◆ **ASSIGNED TASK**:
Omit all pictures, then retype the data exactly as given.

◆ **EXERCISE DATA**:
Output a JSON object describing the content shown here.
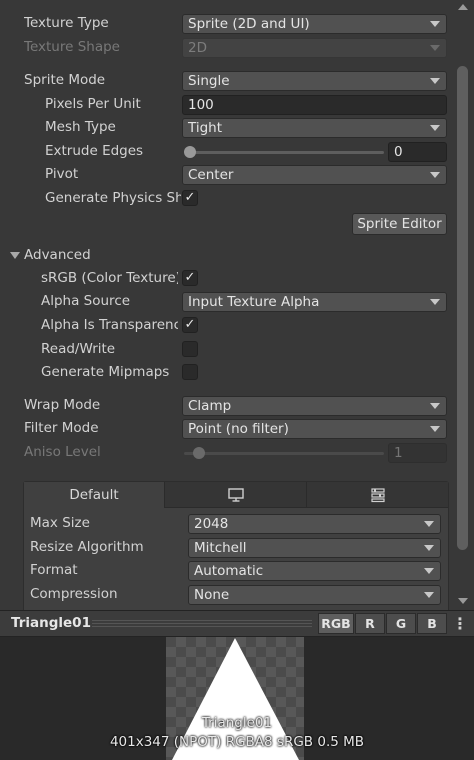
{
  "settings": {
    "texture_type": {
      "label": "Texture Type",
      "value": "Sprite (2D and UI)"
    },
    "texture_shape": {
      "label": "Texture Shape",
      "value": "2D"
    },
    "sprite_mode": {
      "label": "Sprite Mode",
      "value": "Single"
    },
    "pixels_per_unit": {
      "label": "Pixels Per Unit",
      "value": "100"
    },
    "mesh_type": {
      "label": "Mesh Type",
      "value": "Tight"
    },
    "extrude_edges": {
      "label": "Extrude Edges",
      "value": "0",
      "level": 0
    },
    "pivot": {
      "label": "Pivot",
      "value": "Center"
    },
    "generate_physics_shape": {
      "label": "Generate Physics Shape",
      "checked": true
    },
    "sprite_editor_label": "Sprite Editor"
  },
  "advanced": {
    "title": "Advanced",
    "srgb": {
      "label": "sRGB (Color Texture)",
      "checked": true
    },
    "alpha_source": {
      "label": "Alpha Source",
      "value": "Input Texture Alpha"
    },
    "alpha_is_transparency": {
      "label": "Alpha Is Transparency",
      "checked": true
    },
    "read_write": {
      "label": "Read/Write",
      "checked": false
    },
    "generate_mipmaps": {
      "label": "Generate Mipmaps",
      "checked": false
    }
  },
  "sampling": {
    "wrap_mode": {
      "label": "Wrap Mode",
      "value": "Clamp"
    },
    "filter_mode": {
      "label": "Filter Mode",
      "value": "Point (no filter)"
    },
    "aniso_level": {
      "label": "Aniso Level",
      "value": "1",
      "level": 0.06
    }
  },
  "platform": {
    "tabs": [
      {
        "label": "Default",
        "icon": ""
      },
      {
        "label": "",
        "icon": "monitor-icon"
      },
      {
        "label": "",
        "icon": "sliders-icon"
      }
    ],
    "max_size": {
      "label": "Max Size",
      "value": "2048"
    },
    "resize_algorithm": {
      "label": "Resize Algorithm",
      "value": "Mitchell"
    },
    "format": {
      "label": "Format",
      "value": "Automatic"
    },
    "compression": {
      "label": "Compression",
      "value": "None"
    }
  },
  "preview": {
    "title": "Triangle01",
    "channels": [
      "RGB",
      "R",
      "G",
      "B"
    ],
    "active_channel": "RGB",
    "name_overlay": "Triangle01",
    "info": "401x347 (NPOT)  RGBA8 sRGB   0.5 MB"
  },
  "colors": {
    "background": "#383838",
    "field": "#2a2a2a",
    "dropdown": "#515151",
    "text": "#d2d2d2"
  }
}
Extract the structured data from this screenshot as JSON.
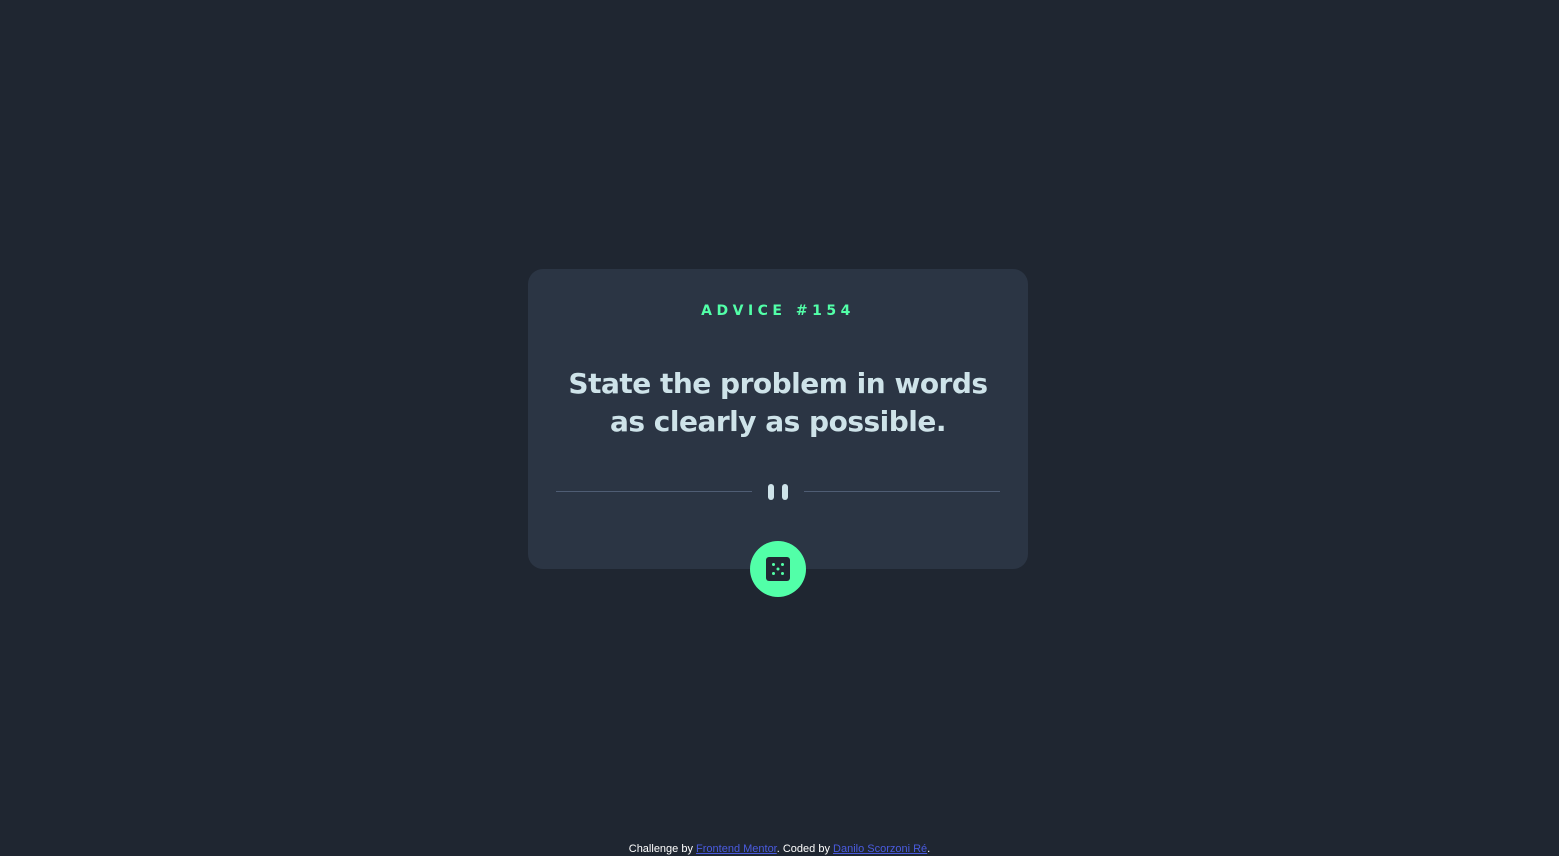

◆ **TASK RESPONSE**:
Output a JSON object describing the content shown here.
{
  "settings": {
    "texture_type": {
      "label": "Texture Type",
      "value": "Sprite (2D and UI)"
    },
    "texture_shape": {
      "label": "Texture Shape",
      "value": "2D"
    },
    "sprite_mode": {
      "label": "Sprite Mode",
      "value": "Single"
    },
    "pixels_per_unit": {
      "label": "Pixels Per Unit",
      "value": "100"
    },
    "mesh_type": {
      "label": "Mesh Type",
      "value": "Tight"
    },
    "extrude_edges": {
      "label": "Extrude Edges",
      "value": "0",
      "level": 0
    },
    "pivot": {
      "label": "Pivot",
      "value": "Center"
    },
    "generate_physics_shape": {
      "label": "Generate Physics Shape",
      "checked": true
    },
    "sprite_editor_label": "Sprite Editor"
  },
  "advanced": {
    "title": "Advanced",
    "srgb": {
      "label": "sRGB (Color Texture)",
      "checked": true
    },
    "alpha_source": {
      "label": "Alpha Source",
      "value": "Input Texture Alpha"
    },
    "alpha_is_transparency": {
      "label": "Alpha Is Transparency",
      "checked": true
    },
    "read_write": {
      "label": "Read/Write",
      "checked": false
    },
    "generate_mipmaps": {
      "label": "Generate Mipmaps",
      "checked": false
    }
  },
  "sampling": {
    "wrap_mode": {
      "label": "Wrap Mode",
      "value": "Clamp"
    },
    "filter_mode": {
      "label": "Filter Mode",
      "value": "Point (no filter)"
    },
    "aniso_level": {
      "label": "Aniso Level",
      "value": "1",
      "level": 0.06
    }
  },
  "platform": {
    "tabs": [
      {
        "label": "Default",
        "icon": ""
      },
      {
        "label": "",
        "icon": "monitor-icon"
      },
      {
        "label": "",
        "icon": "sliders-icon"
      }
    ],
    "max_size": {
      "label": "Max Size",
      "value": "2048"
    },
    "resize_algorithm": {
      "label": "Resize Algorithm",
      "value": "Mitchell"
    },
    "format": {
      "label": "Format",
      "value": "Automatic"
    },
    "compression": {
      "label": "Compression",
      "value": "None"
    }
  },
  "preview": {
    "title": "Triangle01",
    "channels": [
      "RGB",
      "R",
      "G",
      "B"
    ],
    "active_channel": "RGB",
    "name_overlay": "Triangle01",
    "info": "401x347 (NPOT)  RGBA8 sRGB   0.5 MB"
  },
  "colors": {
    "background": "#383838",
    "field": "#2a2a2a",
    "dropdown": "#515151",
    "text": "#d2d2d2"
  }
}
Extract the structured data from this screenshot as JSON.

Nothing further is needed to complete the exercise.